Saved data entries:

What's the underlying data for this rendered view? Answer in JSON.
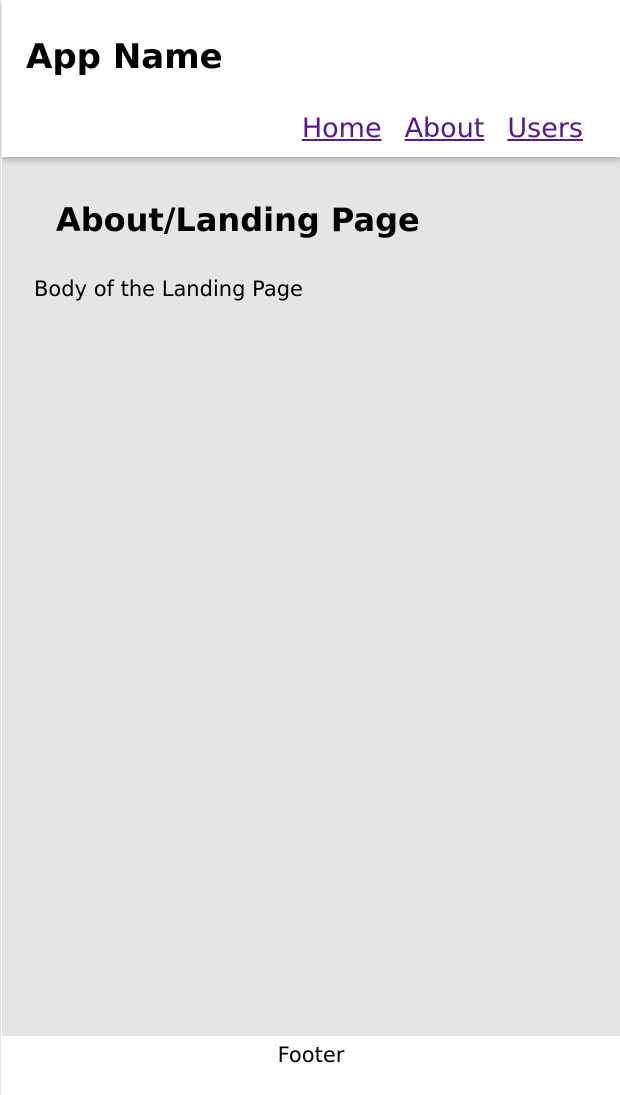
{
  "header": {
    "app_name": "App Name",
    "nav": [
      {
        "label": "Home"
      },
      {
        "label": "About"
      },
      {
        "label": "Users"
      }
    ]
  },
  "main": {
    "title": "About/Landing Page",
    "body": "Body of the Landing Page"
  },
  "footer": {
    "text": "Footer"
  },
  "colors": {
    "link": "#551a8b",
    "main_background": "#e5e5e5",
    "header_background": "#ffffff"
  }
}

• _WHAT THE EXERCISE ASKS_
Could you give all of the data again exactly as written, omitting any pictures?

• _ANSWER BELOW_
What's the underlying data for this rendered view? Answer in JSON.
{
  "header": {
    "app_name": "App Name",
    "nav": [
      {
        "label": "Home"
      },
      {
        "label": "About"
      },
      {
        "label": "Users"
      }
    ]
  },
  "main": {
    "title": "About/Landing Page",
    "body": "Body of the Landing Page"
  },
  "footer": {
    "text": "Footer"
  },
  "colors": {
    "link": "#551a8b",
    "main_background": "#e5e5e5",
    "header_background": "#ffffff"
  }
}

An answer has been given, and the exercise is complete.